SALINAS, Calif. (KION) There are times Dakota Smith commutes all the way to his living room. He usually works from home one or two days a week.
“The benefits are productivity, you know, so having the time to focus at home free from the distractions of an open plan office space,” said Smith, who is Chief Strategy Officer at the travel site Hopper.
Working remotely isn’t new, but is growing rapidly in popularity.
Many major companies don’t require employees to come to the office, and Linked-in estimates since 2016, there's been a 78 percent increase in job postings that mention work flexibility.
"The phenomena we are studying is what I call work from anywhere," said Raj Choudhury, Associate Professor at Harvard Business School.
His team studied remote work, and found that workers are often more productive than their office colleagues. They save money by not having to commute, and can live in more affordable areas.
"So I want to work for these really cool tech companies in Silicon Valley but I can't afford the rent over there. Now, you don't have to," said Choudhury.
For Monterey’s Paul Fingerote, working remotely saves a daily trip to his job with the Jazz Conservancy in Berkeley.
“I find I’m much more productive at home than I am behind the wheel, and believe me, behind the wheel is bad,” said Fingerote. “As long as you have the discipline to get up and do the work, you also have the ability to take time off, and you have to do that as well.”
Most who work from home say despite the benefits, it will never fully replace the office.
"I enjoy seeing my colleagues and co-workers and the camaraderie from actually interacting in the office space."

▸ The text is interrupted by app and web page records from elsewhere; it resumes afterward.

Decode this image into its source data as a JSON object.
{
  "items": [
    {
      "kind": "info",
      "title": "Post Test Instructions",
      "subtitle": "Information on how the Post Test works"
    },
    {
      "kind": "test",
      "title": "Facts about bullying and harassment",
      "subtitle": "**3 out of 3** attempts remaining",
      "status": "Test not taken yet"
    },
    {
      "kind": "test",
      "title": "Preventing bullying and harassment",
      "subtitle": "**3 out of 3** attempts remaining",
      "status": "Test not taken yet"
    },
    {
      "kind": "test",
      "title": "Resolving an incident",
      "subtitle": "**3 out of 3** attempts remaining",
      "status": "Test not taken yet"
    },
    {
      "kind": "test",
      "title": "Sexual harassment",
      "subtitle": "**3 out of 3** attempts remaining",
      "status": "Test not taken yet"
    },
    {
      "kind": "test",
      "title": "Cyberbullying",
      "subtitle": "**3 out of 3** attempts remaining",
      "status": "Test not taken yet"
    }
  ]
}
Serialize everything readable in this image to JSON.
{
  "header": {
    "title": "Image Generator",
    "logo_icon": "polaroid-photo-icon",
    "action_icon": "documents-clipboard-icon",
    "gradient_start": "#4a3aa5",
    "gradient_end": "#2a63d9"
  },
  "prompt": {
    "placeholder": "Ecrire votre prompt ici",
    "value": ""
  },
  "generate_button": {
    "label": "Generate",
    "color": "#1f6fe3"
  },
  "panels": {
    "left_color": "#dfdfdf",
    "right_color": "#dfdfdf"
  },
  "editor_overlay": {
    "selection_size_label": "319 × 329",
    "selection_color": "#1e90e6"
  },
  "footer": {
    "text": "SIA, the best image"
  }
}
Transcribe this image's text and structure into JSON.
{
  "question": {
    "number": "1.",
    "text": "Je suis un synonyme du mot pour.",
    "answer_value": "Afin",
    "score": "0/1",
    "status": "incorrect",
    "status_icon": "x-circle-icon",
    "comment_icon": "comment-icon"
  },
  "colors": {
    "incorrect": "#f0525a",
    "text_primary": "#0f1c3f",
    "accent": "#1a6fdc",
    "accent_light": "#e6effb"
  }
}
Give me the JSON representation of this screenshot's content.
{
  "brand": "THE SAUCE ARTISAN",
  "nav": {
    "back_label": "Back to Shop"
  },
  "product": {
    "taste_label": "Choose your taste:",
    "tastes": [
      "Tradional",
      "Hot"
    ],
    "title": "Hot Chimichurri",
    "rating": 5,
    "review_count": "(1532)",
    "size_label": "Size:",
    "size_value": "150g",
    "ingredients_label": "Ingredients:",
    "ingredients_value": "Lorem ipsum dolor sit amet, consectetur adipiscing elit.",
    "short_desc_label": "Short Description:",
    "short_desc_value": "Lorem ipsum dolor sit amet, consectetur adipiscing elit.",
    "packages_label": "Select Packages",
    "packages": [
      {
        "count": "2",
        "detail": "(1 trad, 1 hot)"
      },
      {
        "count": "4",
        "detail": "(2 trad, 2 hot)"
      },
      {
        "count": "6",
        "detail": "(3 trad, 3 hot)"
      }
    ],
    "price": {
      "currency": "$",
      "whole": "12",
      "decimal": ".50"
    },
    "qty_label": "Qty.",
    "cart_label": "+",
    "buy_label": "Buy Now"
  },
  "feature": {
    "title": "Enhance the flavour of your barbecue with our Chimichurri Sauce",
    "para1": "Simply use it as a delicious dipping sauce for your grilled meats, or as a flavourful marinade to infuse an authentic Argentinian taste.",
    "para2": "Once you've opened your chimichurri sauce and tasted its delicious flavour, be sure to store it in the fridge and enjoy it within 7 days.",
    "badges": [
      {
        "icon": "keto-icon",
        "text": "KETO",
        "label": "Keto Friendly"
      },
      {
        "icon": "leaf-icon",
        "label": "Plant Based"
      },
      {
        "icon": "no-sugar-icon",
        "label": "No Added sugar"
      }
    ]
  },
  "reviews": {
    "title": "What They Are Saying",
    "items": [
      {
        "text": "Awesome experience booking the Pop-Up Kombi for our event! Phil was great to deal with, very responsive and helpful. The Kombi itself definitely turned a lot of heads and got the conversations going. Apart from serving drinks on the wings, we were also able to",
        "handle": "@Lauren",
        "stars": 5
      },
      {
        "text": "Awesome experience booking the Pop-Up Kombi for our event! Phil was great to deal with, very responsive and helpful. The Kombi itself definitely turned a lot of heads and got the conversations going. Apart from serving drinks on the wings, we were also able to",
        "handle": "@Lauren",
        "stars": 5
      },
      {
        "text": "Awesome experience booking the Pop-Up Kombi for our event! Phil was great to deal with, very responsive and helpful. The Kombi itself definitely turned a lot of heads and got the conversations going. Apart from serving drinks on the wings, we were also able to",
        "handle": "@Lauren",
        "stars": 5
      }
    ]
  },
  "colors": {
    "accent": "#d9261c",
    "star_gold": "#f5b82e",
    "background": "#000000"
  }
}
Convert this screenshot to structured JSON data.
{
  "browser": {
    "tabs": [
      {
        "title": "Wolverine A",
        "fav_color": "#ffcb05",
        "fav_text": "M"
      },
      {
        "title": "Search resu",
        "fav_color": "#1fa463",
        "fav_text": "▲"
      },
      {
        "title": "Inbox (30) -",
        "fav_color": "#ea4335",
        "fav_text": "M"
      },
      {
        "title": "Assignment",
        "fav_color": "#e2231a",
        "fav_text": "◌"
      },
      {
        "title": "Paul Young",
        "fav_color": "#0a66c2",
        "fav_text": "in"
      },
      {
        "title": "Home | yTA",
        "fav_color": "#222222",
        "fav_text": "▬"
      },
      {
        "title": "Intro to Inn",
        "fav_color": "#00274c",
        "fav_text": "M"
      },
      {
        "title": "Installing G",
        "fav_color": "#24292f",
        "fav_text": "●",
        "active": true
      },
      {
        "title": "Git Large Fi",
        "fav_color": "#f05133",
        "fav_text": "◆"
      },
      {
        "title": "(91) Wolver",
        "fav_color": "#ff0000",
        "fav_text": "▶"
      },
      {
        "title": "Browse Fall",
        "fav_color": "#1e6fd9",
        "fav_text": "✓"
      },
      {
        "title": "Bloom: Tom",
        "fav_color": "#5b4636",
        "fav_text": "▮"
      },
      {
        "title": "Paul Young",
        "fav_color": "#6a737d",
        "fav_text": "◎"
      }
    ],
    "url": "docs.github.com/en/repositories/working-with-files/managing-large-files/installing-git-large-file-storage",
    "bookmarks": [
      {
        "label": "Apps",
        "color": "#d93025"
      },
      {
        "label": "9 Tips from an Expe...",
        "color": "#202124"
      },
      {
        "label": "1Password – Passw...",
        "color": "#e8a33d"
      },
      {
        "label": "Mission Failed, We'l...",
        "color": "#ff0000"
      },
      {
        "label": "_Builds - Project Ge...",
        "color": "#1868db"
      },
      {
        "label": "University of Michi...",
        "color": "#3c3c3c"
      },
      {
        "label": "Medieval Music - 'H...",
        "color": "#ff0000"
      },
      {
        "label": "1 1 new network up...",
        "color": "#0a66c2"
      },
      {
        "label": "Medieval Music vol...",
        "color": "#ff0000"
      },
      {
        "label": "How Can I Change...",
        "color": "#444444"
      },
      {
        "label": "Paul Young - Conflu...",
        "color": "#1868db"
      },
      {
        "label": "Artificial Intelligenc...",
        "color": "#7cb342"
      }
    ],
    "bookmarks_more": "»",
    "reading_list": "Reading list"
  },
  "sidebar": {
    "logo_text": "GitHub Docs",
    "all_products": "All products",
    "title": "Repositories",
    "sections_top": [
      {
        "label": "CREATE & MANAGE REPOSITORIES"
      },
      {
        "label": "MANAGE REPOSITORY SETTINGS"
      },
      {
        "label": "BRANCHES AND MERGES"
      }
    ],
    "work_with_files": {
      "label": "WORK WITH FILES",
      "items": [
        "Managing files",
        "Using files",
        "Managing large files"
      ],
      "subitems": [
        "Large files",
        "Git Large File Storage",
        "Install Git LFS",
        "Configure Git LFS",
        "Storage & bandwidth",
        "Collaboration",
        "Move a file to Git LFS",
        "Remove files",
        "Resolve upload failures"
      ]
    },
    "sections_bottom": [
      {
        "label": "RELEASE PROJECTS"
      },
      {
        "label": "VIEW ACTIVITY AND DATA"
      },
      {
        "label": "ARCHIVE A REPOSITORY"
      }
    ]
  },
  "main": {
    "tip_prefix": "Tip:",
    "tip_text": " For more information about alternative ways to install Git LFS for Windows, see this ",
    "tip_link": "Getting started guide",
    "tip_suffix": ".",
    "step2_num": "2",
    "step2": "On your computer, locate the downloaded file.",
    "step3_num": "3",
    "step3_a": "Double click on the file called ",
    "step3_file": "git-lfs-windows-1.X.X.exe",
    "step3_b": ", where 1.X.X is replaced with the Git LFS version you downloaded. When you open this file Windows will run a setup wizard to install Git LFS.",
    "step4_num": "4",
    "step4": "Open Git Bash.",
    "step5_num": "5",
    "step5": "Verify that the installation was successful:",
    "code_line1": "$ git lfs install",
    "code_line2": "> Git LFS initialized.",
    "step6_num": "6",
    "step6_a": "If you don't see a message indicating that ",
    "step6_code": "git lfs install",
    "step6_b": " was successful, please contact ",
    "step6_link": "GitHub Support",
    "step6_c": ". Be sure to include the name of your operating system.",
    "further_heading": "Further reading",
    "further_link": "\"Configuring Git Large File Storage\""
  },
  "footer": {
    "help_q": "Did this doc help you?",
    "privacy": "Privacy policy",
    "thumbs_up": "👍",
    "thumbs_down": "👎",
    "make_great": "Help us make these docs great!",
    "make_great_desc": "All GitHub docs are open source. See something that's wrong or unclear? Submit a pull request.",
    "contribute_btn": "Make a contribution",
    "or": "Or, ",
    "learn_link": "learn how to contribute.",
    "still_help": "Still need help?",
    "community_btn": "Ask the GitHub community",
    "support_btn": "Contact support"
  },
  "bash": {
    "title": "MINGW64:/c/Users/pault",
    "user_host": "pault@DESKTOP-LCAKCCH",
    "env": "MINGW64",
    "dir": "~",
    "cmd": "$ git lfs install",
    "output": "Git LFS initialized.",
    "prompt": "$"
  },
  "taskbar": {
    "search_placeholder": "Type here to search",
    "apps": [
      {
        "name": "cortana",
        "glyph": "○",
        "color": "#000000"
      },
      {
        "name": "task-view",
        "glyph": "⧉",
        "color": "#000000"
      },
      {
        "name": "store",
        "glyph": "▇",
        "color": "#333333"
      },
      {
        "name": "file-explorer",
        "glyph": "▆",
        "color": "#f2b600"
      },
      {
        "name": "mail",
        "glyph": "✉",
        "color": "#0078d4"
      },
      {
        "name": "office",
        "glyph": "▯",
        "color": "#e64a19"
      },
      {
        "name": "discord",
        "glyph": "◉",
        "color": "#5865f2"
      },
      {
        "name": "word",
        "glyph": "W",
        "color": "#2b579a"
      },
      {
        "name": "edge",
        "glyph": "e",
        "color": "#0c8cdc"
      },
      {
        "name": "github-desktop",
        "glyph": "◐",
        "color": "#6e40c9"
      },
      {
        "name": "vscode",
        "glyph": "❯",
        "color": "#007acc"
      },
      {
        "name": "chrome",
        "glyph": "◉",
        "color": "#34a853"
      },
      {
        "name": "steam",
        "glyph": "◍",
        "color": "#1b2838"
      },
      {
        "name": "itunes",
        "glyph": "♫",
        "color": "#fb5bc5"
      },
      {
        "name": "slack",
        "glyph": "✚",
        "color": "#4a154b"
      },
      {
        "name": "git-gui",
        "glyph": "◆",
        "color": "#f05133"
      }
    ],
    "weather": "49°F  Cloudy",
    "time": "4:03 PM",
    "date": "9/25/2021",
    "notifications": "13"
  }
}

Be warned: Working from home is not all pajamas and slippers. Some studies find that those who work from put in more hours than their colleagues at the office.